The answer must consist of every line below that contains the word "screenshot".

***** EXERCISE MATERIAL

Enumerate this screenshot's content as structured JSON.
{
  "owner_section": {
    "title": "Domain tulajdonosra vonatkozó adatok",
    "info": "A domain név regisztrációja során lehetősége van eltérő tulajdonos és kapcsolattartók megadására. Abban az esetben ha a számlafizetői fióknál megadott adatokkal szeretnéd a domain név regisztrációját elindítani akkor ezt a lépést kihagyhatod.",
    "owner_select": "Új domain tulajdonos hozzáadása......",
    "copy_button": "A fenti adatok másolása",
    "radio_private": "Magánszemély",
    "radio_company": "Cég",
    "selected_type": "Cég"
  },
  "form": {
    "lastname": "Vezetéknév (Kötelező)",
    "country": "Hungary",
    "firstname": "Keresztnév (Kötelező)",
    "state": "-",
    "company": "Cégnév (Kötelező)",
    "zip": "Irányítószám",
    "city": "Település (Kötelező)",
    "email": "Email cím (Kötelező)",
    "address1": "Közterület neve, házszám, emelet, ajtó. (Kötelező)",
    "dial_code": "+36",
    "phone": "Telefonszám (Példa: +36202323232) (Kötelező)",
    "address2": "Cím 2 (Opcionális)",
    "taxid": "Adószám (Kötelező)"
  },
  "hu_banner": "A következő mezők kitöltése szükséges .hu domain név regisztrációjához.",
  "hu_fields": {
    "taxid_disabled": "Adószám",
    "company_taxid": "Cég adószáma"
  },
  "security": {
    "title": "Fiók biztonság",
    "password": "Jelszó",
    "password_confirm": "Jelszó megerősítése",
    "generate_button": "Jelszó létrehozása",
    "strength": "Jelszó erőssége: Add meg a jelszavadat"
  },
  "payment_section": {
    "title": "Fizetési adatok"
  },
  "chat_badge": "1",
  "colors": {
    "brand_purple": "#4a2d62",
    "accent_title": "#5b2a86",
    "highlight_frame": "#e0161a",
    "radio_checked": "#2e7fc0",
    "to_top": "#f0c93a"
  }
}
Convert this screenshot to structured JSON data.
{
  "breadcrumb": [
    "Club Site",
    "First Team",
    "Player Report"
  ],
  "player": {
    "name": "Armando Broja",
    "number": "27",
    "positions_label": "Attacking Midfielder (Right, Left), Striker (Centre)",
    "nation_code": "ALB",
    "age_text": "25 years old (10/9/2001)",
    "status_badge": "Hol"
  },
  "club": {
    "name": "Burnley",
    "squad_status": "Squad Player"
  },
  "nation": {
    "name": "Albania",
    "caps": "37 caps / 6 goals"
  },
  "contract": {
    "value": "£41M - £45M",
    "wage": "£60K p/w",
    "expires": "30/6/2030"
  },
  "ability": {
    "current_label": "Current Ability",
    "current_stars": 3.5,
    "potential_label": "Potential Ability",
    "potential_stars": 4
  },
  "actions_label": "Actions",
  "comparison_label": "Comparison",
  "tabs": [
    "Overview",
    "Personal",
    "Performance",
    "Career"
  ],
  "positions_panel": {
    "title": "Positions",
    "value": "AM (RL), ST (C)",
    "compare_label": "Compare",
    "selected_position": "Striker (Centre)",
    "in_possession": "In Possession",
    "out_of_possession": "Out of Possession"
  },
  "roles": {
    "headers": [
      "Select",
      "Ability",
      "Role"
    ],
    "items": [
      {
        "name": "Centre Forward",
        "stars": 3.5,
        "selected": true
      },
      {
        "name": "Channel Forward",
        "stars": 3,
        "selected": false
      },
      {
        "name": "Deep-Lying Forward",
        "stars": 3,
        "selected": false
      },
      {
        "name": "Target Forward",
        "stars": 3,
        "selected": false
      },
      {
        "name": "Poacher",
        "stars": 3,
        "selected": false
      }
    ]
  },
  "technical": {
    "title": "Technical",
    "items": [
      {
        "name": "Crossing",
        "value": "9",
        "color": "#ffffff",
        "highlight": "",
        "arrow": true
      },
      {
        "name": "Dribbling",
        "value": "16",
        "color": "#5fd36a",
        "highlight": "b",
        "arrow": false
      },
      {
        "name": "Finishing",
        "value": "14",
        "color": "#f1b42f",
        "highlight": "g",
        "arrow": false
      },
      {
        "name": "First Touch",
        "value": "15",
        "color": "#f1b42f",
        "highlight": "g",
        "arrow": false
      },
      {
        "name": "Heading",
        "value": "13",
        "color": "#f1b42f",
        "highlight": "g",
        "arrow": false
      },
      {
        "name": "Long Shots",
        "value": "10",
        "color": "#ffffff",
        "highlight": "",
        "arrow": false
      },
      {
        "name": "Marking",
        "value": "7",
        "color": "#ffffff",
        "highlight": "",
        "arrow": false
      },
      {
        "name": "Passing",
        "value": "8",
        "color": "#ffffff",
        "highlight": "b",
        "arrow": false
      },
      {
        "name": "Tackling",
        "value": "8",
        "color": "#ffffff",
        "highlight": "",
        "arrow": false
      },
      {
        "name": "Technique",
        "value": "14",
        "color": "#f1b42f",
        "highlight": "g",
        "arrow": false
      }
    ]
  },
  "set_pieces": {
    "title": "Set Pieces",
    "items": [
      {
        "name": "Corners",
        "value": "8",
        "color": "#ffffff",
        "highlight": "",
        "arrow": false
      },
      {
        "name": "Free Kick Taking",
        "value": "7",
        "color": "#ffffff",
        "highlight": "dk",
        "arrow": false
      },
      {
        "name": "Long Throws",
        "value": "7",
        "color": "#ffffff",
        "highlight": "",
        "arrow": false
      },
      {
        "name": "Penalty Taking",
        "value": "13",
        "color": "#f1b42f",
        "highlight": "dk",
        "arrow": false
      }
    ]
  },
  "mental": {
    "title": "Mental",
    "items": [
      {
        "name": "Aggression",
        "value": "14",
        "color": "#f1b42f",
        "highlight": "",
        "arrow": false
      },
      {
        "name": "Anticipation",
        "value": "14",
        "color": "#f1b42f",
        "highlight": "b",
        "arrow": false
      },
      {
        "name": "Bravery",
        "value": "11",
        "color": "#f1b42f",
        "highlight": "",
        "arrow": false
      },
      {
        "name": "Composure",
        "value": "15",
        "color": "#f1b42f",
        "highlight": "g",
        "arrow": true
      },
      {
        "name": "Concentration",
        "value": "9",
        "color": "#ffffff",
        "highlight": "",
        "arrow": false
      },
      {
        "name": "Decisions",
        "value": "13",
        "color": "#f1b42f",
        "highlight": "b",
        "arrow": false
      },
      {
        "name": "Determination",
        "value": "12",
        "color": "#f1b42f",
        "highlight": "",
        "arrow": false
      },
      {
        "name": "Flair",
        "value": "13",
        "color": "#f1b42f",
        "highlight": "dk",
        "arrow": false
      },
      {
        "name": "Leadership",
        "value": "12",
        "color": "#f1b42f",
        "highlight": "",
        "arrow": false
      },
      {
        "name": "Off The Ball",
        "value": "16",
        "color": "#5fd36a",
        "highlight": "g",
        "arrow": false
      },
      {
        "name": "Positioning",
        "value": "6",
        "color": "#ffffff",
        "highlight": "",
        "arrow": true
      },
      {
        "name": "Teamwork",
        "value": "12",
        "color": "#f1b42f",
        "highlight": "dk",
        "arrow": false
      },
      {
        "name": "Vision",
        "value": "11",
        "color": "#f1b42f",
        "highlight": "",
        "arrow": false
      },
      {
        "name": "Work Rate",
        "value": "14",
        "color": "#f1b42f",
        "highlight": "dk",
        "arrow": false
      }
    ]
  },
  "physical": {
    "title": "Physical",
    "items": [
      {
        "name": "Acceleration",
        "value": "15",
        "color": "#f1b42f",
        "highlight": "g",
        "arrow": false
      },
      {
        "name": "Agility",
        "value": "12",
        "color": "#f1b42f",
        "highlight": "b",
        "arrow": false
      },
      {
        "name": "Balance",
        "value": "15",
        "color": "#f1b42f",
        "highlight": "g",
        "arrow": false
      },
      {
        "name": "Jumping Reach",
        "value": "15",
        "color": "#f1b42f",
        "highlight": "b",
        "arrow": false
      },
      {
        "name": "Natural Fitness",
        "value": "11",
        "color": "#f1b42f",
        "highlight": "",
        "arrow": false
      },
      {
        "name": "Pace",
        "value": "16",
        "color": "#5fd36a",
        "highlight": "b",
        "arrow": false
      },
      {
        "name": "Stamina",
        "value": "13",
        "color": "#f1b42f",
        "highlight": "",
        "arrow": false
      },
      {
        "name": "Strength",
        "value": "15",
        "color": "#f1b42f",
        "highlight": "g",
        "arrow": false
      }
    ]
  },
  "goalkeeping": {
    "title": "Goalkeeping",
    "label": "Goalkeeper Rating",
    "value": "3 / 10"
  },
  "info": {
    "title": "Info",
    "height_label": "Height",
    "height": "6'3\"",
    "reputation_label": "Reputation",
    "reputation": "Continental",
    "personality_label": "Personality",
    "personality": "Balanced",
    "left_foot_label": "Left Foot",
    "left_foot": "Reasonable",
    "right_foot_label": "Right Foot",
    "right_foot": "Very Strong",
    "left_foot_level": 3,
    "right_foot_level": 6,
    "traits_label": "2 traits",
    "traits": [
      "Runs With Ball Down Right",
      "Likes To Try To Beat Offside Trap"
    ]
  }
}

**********

**ANSWER TO THIS PROBLEM**:
Enumerate this screenshot's content as structured JSON.
Convert this screenshot to structured JSON data.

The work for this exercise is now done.